> [INSTRUCTIONS TO FOLLOW]: Among the entries, find the lines with the string "context" and report them.

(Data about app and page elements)

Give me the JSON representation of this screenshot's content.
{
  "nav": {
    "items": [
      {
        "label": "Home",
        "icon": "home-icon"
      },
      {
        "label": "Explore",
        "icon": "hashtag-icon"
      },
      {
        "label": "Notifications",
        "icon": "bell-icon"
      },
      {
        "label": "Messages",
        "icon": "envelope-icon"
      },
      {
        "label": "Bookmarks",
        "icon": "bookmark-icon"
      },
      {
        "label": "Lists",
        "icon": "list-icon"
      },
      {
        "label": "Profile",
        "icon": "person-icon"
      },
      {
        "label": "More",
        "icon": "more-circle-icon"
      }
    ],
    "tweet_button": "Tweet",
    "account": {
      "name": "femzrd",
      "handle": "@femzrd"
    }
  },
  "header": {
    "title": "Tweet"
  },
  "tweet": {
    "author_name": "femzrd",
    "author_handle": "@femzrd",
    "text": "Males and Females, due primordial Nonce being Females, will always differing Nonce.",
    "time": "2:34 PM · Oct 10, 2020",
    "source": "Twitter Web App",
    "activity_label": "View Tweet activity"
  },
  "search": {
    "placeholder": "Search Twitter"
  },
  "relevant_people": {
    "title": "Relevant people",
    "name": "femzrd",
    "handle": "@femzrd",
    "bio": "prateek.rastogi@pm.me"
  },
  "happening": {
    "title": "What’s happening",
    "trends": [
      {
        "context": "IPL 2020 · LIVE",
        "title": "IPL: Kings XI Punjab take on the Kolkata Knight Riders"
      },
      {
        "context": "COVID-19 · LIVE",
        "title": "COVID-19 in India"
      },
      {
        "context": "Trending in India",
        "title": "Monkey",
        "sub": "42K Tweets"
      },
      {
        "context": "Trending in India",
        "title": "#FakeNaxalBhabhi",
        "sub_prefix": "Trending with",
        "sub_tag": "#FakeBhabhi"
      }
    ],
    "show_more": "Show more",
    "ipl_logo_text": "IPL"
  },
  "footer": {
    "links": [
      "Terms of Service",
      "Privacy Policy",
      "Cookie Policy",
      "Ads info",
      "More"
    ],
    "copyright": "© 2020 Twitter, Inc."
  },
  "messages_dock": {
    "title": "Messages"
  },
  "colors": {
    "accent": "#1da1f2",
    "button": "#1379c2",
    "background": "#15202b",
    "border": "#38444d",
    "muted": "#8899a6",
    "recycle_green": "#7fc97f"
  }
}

> [TASK SOLUTION]:
        "context": "IPL 2020 · LIVE",
        "context": "COVID-19 · LIVE",
        "context": "Trending in India",
        "context": "Trending in India",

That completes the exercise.